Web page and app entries
____________________
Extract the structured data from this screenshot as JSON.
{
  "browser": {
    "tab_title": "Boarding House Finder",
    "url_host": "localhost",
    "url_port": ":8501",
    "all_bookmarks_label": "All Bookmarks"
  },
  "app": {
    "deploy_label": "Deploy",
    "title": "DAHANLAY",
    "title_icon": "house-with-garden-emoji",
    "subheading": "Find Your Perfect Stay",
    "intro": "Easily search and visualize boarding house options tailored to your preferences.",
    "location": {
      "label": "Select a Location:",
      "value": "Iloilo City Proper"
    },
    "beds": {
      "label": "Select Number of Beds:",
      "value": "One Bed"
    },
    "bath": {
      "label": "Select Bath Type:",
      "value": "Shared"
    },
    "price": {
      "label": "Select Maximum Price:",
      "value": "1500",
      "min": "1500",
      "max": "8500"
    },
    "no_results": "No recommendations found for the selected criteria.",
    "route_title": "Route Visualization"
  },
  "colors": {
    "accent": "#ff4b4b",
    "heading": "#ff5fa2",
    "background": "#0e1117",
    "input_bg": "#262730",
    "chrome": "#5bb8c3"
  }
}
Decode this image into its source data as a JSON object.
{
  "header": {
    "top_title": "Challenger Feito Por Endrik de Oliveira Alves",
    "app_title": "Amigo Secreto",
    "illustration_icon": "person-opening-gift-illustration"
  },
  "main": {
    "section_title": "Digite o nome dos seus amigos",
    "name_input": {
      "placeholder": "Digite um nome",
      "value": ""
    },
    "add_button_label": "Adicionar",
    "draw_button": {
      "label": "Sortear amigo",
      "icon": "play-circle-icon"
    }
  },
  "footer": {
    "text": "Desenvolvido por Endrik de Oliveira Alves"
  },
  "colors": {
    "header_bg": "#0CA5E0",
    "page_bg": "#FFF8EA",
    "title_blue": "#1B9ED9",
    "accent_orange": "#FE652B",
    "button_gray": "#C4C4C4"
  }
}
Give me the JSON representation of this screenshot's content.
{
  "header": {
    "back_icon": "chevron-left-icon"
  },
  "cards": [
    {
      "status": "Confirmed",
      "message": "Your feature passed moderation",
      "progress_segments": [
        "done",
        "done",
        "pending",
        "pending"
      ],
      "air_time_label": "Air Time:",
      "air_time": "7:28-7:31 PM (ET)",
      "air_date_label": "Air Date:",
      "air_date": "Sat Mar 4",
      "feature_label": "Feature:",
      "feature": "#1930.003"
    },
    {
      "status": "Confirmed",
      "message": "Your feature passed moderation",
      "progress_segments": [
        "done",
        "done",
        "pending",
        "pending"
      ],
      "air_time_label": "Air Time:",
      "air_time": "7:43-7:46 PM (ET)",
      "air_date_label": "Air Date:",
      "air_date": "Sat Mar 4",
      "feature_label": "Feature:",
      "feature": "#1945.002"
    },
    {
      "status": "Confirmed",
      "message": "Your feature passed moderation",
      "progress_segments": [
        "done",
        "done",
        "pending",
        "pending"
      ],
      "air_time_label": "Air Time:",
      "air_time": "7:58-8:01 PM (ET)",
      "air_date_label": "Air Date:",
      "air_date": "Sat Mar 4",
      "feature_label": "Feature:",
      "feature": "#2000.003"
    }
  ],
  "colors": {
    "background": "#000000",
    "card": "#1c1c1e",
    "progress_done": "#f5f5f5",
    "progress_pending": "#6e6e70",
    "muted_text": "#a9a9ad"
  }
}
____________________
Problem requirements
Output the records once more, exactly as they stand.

Task output
Extract the structured data from this screenshot as JSON.
{
  "browser": {
    "tab_title": "Boarding House Finder",
    "url_host": "localhost",
    "url_port": ":8501",
    "all_bookmarks_label": "All Bookmarks"
  },
  "app": {
    "deploy_label": "Deploy",
    "title": "DAHANLAY",
    "title_icon": "house-with-garden-emoji",
    "subheading": "Find Your Perfect Stay",
    "intro": "Easily search and visualize boarding house options tailored to your preferences.",
    "location": {
      "label": "Select a Location:",
      "value": "Iloilo City Proper"
    },
    "beds": {
      "label": "Select Number of Beds:",
      "value": "One Bed"
    },
    "bath": {
      "label": "Select Bath Type:",
      "value": "Shared"
    },
    "price": {
      "label": "Select Maximum Price:",
      "value": "1500",
      "min": "1500",
      "max": "8500"
    },
    "no_results": "No recommendations found for the selected criteria.",
    "route_title": "Route Visualization"
  },
  "colors": {
    "accent": "#ff4b4b",
    "heading": "#ff5fa2",
    "background": "#0e1117",
    "input_bg": "#262730",
    "chrome": "#5bb8c3"
  }
}
Decode this image into its source data as a JSON object.
{
  "header": {
    "top_title": "Challenger Feito Por Endrik de Oliveira Alves",
    "app_title": "Amigo Secreto",
    "illustration_icon": "person-opening-gift-illustration"
  },
  "main": {
    "section_title": "Digite o nome dos seus amigos",
    "name_input": {
      "placeholder": "Digite um nome",
      "value": ""
    },
    "add_button_label": "Adicionar",
    "draw_button": {
      "label": "Sortear amigo",
      "icon": "play-circle-icon"
    }
  },
  "footer": {
    "text": "Desenvolvido por Endrik de Oliveira Alves"
  },
  "colors": {
    "header_bg": "#0CA5E0",
    "page_bg": "#FFF8EA",
    "title_blue": "#1B9ED9",
    "accent_orange": "#FE652B",
    "button_gray": "#C4C4C4"
  }
}
Give me the JSON representation of this screenshot's content.
{
  "header": {
    "back_icon": "chevron-left-icon"
  },
  "cards": [
    {
      "status": "Confirmed",
      "message": "Your feature passed moderation",
      "progress_segments": [
        "done",
        "done",
        "pending",
        "pending"
      ],
      "air_time_label": "Air Time:",
      "air_time": "7:28-7:31 PM (ET)",
      "air_date_label": "Air Date:",
      "air_date": "Sat Mar 4",
      "feature_label": "Feature:",
      "feature": "#1930.003"
    },
    {
      "status": "Confirmed",
      "message": "Your feature passed moderation",
      "progress_segments": [
        "done",
        "done",
        "pending",
        "pending"
      ],
      "air_time_label": "Air Time:",
      "air_time": "7:43-7:46 PM (ET)",
      "air_date_label": "Air Date:",
      "air_date": "Sat Mar 4",
      "feature_label": "Feature:",
      "feature": "#1945.002"
    },
    {
      "status": "Confirmed",
      "message": "Your feature passed moderation",
      "progress_segments": [
        "done",
        "done",
        "pending",
        "pending"
      ],
      "air_time_label": "Air Time:",
      "air_time": "7:58-8:01 PM (ET)",
      "air_date_label": "Air Date:",
      "air_date": "Sat Mar 4",
      "feature_label": "Feature:",
      "feature": "#2000.003"
    }
  ],
  "colors": {
    "background": "#000000",
    "card": "#1c1c1e",
    "progress_done": "#f5f5f5",
    "progress_pending": "#6e6e70",
    "muted_text": "#a9a9ad"
  }
}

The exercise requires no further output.